Why this soldering tip range
- because it has been manufactured by of one of the most serious manufacturers of soldering tools. Some Electrolab members have had Weller stations for over 35 years and still find the spare parts needed for their maintenance.
- because it includes nearly fifteen different soldering tips with different shapes ranging from the microtip for delicate SMD components (0402, QFN, TSSOP) to 2,2mm "chisel" and "screwdriver" tips
- because it needs less than 5 seconds to heat up and 10s to cool down, allowing to almost instantly exchange a tip for another one... which would require at least two different soldering irons when using other soldering stations. Such quick heating and cool-down times allow the control system to include a “stand by” mode which saves energy and prolongs the life of the soldering tip.
- because its price is affordable, between 28 and 35 euros (without VAT)… almost the price of an entry-level soldering station made in China.
'The different parts
- An Weller iron soldering tip RT series.
- An Arduino Nano
- a handful of electronic components, including an operational amplifier for temperature measurement (amplification of reading the sensor data), a power FET charged with supplying the current to the heating resistor of the iron
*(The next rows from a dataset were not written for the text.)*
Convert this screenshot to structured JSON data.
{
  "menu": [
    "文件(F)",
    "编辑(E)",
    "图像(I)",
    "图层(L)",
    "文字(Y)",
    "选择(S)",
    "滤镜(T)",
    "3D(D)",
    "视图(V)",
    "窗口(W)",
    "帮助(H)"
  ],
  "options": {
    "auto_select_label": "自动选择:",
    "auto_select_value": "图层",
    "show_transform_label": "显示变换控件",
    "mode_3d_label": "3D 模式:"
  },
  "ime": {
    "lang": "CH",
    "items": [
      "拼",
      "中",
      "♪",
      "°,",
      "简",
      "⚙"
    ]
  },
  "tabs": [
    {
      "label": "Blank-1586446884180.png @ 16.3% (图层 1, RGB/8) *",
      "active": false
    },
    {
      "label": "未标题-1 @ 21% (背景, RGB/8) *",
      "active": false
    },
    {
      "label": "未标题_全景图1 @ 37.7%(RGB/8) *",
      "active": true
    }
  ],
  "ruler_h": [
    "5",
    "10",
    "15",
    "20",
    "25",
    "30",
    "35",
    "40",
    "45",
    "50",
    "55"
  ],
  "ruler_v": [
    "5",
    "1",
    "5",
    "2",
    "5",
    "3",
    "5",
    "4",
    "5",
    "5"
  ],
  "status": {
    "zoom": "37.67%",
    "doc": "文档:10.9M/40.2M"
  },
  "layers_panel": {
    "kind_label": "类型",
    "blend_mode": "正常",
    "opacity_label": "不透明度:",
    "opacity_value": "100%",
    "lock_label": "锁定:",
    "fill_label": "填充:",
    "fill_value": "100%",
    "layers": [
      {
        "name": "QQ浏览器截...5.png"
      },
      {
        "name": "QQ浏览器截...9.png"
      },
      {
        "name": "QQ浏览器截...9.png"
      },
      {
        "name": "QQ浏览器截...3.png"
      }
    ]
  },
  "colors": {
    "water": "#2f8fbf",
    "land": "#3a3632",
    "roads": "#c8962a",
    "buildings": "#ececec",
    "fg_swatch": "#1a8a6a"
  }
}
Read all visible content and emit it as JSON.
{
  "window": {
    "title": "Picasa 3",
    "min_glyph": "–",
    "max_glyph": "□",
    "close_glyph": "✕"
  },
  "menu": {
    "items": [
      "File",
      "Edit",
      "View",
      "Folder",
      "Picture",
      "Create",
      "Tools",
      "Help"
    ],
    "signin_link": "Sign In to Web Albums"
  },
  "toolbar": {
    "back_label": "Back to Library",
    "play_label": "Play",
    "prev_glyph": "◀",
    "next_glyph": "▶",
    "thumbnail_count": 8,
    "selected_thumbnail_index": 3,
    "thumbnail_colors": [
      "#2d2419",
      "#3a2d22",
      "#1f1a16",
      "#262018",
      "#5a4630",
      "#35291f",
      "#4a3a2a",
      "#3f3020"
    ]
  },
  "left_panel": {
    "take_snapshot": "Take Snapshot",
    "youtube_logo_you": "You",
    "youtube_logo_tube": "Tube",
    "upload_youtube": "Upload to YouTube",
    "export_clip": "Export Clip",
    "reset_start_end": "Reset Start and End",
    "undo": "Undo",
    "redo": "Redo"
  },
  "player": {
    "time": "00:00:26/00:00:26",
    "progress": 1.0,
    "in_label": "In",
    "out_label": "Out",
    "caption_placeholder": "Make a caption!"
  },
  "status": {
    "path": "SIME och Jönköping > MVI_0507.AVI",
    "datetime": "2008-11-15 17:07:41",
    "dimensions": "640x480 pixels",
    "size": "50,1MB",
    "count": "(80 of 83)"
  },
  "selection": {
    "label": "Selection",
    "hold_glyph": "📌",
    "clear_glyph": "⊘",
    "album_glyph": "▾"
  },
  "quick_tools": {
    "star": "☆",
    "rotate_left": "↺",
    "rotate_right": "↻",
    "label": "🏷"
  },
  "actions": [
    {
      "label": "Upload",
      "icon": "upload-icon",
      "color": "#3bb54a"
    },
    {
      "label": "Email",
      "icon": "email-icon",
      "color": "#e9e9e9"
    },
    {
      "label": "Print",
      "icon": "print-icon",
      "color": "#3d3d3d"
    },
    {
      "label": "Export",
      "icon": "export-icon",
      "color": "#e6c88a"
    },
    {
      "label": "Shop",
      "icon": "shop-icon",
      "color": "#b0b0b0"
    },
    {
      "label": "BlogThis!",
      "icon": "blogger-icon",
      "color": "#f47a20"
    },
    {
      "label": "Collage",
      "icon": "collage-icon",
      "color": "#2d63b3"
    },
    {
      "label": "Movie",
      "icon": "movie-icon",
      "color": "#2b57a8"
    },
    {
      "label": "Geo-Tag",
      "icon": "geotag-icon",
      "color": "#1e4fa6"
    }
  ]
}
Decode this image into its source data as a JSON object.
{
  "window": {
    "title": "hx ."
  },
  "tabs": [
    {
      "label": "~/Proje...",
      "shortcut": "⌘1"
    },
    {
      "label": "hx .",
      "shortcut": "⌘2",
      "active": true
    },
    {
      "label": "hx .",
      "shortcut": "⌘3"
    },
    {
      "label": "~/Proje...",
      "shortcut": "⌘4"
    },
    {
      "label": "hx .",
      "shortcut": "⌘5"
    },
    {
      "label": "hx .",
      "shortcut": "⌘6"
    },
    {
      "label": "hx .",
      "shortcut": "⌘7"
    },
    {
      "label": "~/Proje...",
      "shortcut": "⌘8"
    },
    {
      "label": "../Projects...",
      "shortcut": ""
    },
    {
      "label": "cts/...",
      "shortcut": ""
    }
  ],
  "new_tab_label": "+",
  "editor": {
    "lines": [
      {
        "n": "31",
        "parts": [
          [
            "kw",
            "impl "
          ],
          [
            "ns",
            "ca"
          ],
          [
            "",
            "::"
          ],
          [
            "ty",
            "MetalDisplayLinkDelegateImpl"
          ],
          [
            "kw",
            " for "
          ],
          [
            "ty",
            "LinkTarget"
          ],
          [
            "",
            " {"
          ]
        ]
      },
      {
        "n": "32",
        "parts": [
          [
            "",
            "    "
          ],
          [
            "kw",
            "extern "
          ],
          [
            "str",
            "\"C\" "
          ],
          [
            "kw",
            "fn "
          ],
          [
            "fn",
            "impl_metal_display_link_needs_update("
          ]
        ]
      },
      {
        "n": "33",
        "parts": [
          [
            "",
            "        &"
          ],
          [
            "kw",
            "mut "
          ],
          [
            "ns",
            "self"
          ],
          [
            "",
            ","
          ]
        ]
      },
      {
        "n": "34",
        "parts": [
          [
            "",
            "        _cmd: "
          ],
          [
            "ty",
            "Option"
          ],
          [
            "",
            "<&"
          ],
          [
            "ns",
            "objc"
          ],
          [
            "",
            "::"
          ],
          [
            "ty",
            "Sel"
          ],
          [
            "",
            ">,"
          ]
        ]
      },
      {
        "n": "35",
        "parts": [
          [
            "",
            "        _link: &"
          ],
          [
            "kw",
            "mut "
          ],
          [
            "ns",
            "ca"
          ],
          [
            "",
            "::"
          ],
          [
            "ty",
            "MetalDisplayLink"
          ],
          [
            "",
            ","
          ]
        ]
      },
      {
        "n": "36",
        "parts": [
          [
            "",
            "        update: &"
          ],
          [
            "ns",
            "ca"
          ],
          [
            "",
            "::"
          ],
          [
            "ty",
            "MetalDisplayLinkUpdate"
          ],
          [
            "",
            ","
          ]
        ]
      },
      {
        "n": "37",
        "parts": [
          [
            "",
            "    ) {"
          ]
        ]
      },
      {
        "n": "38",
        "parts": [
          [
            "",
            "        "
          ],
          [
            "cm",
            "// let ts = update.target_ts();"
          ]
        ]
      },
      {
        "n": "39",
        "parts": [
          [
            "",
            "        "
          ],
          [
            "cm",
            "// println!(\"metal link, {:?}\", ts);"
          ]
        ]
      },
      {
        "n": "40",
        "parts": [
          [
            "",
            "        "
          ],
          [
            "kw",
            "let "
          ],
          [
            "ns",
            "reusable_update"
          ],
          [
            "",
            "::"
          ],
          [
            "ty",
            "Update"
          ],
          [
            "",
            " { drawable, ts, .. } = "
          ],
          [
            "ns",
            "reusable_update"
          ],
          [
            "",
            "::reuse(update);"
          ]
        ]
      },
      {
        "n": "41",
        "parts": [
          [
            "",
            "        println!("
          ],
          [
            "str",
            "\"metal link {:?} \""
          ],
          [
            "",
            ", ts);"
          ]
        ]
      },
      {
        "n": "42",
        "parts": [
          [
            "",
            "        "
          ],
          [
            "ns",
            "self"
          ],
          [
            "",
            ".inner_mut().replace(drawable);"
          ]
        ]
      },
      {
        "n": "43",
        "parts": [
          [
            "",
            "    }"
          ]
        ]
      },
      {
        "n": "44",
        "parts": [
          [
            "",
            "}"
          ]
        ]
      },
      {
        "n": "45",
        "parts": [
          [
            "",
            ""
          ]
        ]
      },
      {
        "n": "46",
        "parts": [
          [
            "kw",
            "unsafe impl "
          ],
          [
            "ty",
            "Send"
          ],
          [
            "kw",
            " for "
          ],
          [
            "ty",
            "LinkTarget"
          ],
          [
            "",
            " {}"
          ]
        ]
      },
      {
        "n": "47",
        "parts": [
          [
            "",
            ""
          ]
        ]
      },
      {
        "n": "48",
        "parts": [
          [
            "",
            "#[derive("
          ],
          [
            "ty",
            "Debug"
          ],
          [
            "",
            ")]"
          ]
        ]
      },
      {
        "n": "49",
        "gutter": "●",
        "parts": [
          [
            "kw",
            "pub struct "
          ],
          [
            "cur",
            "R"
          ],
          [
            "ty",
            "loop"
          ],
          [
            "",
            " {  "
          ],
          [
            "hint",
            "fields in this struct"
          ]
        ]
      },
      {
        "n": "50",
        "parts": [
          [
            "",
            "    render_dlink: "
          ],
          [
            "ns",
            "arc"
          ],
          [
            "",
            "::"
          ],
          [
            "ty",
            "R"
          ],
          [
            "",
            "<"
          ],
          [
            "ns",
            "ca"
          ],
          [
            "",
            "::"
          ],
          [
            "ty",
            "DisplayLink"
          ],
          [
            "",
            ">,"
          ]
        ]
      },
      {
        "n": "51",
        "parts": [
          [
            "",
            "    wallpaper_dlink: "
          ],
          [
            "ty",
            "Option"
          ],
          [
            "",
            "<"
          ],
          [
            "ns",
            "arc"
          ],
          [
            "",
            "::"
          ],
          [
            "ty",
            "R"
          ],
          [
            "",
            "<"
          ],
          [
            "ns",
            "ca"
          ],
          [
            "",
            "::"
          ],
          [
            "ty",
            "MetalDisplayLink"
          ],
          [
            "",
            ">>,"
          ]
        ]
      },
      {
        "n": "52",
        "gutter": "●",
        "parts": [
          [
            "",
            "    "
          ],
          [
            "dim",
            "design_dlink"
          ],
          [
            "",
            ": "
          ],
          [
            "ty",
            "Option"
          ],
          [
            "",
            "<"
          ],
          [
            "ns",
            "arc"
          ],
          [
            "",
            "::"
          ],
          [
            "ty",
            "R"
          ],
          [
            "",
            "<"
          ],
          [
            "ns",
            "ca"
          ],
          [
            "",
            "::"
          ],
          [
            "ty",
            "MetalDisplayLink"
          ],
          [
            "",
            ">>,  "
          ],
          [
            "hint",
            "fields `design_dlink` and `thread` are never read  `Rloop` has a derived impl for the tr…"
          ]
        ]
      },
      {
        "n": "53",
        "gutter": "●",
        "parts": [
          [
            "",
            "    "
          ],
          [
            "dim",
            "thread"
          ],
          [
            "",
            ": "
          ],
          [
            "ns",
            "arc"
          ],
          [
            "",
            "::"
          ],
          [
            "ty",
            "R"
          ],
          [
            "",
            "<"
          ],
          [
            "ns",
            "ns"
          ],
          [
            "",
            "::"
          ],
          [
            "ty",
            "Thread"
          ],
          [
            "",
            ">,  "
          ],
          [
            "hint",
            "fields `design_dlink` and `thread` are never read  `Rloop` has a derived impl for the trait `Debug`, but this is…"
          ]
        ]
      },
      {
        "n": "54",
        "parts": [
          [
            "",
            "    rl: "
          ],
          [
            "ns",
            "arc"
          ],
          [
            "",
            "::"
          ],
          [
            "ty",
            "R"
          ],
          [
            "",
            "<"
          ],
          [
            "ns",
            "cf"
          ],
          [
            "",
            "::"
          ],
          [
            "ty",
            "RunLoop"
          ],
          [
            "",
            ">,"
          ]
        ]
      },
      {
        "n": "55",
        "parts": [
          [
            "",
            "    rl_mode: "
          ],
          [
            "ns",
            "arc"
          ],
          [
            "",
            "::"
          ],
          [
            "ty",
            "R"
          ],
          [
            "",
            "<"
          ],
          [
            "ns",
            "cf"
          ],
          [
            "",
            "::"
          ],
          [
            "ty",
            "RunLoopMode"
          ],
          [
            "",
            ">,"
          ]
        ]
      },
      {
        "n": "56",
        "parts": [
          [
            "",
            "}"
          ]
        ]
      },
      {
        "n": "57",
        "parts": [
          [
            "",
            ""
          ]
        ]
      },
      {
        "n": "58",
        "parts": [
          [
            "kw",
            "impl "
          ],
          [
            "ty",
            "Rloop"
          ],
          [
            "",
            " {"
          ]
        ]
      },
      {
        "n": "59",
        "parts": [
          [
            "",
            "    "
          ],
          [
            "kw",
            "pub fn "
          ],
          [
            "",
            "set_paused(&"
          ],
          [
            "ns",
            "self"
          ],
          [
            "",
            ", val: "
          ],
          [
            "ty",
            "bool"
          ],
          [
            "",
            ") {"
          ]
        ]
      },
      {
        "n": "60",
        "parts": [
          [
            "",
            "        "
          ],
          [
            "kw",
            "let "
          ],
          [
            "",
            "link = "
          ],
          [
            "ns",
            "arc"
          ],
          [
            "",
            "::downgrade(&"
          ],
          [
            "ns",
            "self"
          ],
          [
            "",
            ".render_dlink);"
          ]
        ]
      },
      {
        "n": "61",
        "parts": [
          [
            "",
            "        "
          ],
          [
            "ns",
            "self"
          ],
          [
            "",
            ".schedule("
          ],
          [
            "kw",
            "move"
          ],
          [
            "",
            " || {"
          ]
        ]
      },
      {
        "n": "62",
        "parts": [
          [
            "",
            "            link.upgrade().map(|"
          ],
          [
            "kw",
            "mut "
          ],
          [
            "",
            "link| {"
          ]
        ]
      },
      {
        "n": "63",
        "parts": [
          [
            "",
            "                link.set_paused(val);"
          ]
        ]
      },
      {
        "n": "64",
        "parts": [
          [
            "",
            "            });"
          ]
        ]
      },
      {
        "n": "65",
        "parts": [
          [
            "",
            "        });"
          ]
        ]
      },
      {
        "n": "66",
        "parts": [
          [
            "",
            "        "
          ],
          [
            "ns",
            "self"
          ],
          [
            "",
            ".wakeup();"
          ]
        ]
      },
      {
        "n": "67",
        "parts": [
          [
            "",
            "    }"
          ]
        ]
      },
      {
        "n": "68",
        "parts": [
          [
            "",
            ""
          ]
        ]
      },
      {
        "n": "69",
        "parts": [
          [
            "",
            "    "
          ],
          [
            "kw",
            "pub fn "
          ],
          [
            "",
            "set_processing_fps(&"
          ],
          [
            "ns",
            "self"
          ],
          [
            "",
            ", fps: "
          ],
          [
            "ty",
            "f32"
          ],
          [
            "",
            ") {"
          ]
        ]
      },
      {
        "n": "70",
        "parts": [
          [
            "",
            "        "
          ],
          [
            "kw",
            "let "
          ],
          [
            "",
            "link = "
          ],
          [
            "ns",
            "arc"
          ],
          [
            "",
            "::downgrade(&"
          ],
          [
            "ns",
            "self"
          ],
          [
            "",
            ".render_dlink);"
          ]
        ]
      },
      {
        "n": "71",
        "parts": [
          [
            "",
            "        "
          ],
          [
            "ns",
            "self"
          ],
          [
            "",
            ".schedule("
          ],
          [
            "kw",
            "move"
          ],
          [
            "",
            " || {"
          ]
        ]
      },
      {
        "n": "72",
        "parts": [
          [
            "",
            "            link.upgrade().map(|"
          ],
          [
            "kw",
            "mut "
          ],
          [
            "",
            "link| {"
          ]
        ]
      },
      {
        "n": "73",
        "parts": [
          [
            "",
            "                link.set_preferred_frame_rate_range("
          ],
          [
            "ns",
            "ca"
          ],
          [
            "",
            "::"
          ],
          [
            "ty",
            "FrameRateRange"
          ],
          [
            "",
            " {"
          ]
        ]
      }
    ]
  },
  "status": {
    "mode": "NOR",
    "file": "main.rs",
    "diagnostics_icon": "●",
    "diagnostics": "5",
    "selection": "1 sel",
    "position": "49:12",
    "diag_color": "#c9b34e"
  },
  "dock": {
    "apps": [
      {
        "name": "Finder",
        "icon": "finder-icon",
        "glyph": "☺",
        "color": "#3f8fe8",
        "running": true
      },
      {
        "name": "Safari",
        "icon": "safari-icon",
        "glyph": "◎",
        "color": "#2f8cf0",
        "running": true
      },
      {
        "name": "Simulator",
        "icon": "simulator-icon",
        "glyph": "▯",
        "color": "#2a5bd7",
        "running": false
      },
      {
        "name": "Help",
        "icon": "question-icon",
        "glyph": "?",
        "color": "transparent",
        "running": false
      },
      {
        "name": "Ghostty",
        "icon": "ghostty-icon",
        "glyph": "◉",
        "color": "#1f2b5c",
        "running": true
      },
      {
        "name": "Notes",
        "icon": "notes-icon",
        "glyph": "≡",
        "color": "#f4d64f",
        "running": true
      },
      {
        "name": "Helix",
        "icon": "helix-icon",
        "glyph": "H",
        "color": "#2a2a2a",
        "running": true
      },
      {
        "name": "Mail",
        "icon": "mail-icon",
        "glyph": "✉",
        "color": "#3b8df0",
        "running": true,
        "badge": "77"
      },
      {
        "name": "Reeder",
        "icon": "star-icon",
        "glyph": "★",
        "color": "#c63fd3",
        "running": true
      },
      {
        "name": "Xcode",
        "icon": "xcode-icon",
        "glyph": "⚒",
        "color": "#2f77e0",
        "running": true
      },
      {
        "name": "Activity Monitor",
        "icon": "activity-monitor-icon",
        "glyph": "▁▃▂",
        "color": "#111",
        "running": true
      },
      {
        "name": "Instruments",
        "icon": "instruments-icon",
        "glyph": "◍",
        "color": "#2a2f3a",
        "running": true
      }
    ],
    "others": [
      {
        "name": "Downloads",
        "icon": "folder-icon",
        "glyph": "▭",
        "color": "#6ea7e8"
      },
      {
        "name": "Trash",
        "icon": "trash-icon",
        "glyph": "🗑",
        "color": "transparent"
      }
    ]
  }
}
- A man-machine interface, pompous term for a triplet of 7-segments displays and a rotary encoder (or an optional color LCD screen), and a yellow LED used to indicate that the preset iron is heating.
- Two printed circuit boards, one supporting the Arduino –the MCU board-, the other the interface –the Display board.
'Accessories and options'
- A box depending of your junkbox, taste etc…
- A 12 V DC. The less adventurous hackers will opt for a "Switching" molded 220V / 12V power adapter, "warrior" will manufacture their own powersupply with a 220 / 9VAC transformer, a diode bridge and a big filtering capacitor of 8-12000 uF
- An AC filter (Schaffner for example)
- Some connectors linking the Weller tip to the cable, and the cable to the housing
- An soldering iron rest (with or without standby circuitry)
- A bronze wool sponge
- Three Molex "KK" in no 2.54mm (this is frankly an overkill and unnecessary option)
The Electrolab Kit
The Electrolab Soldering Station kit is available in 3 versions
A warrior version including, for only 5 Euros:
- The two basic circuit ... and the BoM (list of components).
A full kit which includes, for only 35 Euros:
- The 2 PCB (for "7-segment displays" interface and MCU)
- All active and passive components
- A stereo jack compatible with RT soldering tips
- An "Aviation" connector (output of the soldering station’s housing)
Beware: the Arduino Nano is not included in the "full kit"
A more than complete kit for only xxx Euros, including:
- The “full kit” edition
- An original Arduino Nano
- A Weller RT soldering tip
This edition is available only during special event and shows on the Electrolab booth.
This soldering station needs a 12Vcc/60W input voltage(not included). Any kind of 12V switching power supply easily found on eBay will do the job.
Note also that Ham radio and other “low signal/high frequency pundits”, who often use components such as AsGa transistors and highly sensitive and fragile component which could not cope with static and transient voltage coming from the 220V mains, prefer to use series-regulated power supply with a good old transformer, a diode bridge, filtering capacitors etc.